Comfortably Numb

Sheila Kumar's Storehouse

Published on: 04/23/23 6:03 AM

Book review: Not Quite a Disaster After All

Belonging and unbelonging

Buku Sarkar`s intriguingly titled book Not Quite a Disaster After All traces the life path of a Bengali girl named Anjali from her childhood spent in a Kolkata manor to the NYC  neighbourhood which eventually becomes home to her,  some years later. The trail switches from an upper crust lifestyle to a gritty one, and as Anjali`s character comes open to the reader, quite like her story, we recognize it to be an organic process.

At the start of the book, we see Anjali as a child of privilege, with a sharply defined sense of entitlement as well as an equally sharp self-awareness, patronising poorer cousins and domestic help alike. That jagged shard of intelligence that is always part of the child, however, portends an interesting future for her, and we aren’t too surprised when we encounter her many years later, when an acquired surface polish melds well with her innate privileges in life. And no, there`s no checking of privilege here.

There is a strong strain of melancholia that runs through the stories, and this reviewer chose to see it as yet another natural outcome of sorts for those in search of their identity. That Anjali, and to a lesser extent her friend Anita, eventually develop a defined backbone is made clear but it is equally clear that their battles,  if not the war itself, are all hard won. Their vulnerabilities simmer just below the surface, and all the blasé attempts to display a world-weary veneer doesn’t quite hide those anxious nerves jumping all over the place. The two are constantly patching up the tears that frequently appear in the fabric of their lives, and the reader cannot help but sympathise.

Rocky relationships

Anjali`s rocky relationship with a junkie bartender is written about in such a forthright manner that all the bruises show. That too is the case with Anita`s less – than- ideal marriage, where neglect and disinterest now rule the roost. The final chapter of the book which is also the title of the book, is a cracker of a story where we watch the fortysomething Anjali seeing to just about every little detail of her book launch, in the process laying bare her vulnerabilities, her sensitivities, her ability to drive those around her mad.

The six stories in this novella might trace Anjali`s path but deliberately leaves it open-ended, art imitating life closely.

The jacket pic is a very eye-catching one. There`s someone lounging bare-legged on a bed, staring out at a bleak landscape of brownstone buildings. The reader immediately wishes to know who the person is, and just what they are doing with their life. Well, Not Quite a Disaster After All tells the reader all. Or almost all.
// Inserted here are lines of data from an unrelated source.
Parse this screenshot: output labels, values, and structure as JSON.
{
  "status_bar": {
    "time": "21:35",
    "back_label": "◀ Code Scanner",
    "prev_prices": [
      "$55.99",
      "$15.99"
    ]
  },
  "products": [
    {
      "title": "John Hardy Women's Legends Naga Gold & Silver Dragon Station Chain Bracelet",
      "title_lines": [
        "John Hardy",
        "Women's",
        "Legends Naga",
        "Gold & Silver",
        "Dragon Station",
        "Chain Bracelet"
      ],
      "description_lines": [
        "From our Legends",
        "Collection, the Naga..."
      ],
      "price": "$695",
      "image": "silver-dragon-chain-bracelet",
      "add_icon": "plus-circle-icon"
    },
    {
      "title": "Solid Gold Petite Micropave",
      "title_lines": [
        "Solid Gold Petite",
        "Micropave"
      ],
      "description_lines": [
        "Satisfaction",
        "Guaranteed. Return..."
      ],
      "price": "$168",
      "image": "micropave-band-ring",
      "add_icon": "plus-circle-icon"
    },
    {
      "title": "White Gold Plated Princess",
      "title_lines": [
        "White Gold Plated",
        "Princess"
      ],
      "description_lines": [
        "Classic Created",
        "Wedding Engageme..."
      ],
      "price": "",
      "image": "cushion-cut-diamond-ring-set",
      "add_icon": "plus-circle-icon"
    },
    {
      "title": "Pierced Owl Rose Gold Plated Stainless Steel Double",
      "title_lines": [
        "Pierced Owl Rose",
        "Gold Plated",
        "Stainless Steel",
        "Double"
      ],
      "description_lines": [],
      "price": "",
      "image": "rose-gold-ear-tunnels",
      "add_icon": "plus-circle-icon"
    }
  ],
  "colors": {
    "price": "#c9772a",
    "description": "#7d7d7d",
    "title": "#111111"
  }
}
With people like Anjali, some mysteries must remain.

 Not Quite a Disaster After All By Buku Sarkar. HarperCollins Books. Rs 499. 200 pages.

This appeared in the Sunday Express Magazine of 23 April 2023. 

Buku SarkarHarperCollins Booksinterlinked short storiesNot Quite a Disaster After All

Sheila Kumar • April 23, 2023

Previous Post

Next Post

Leave a Reply

Your email address will not be published / Required fields are marked *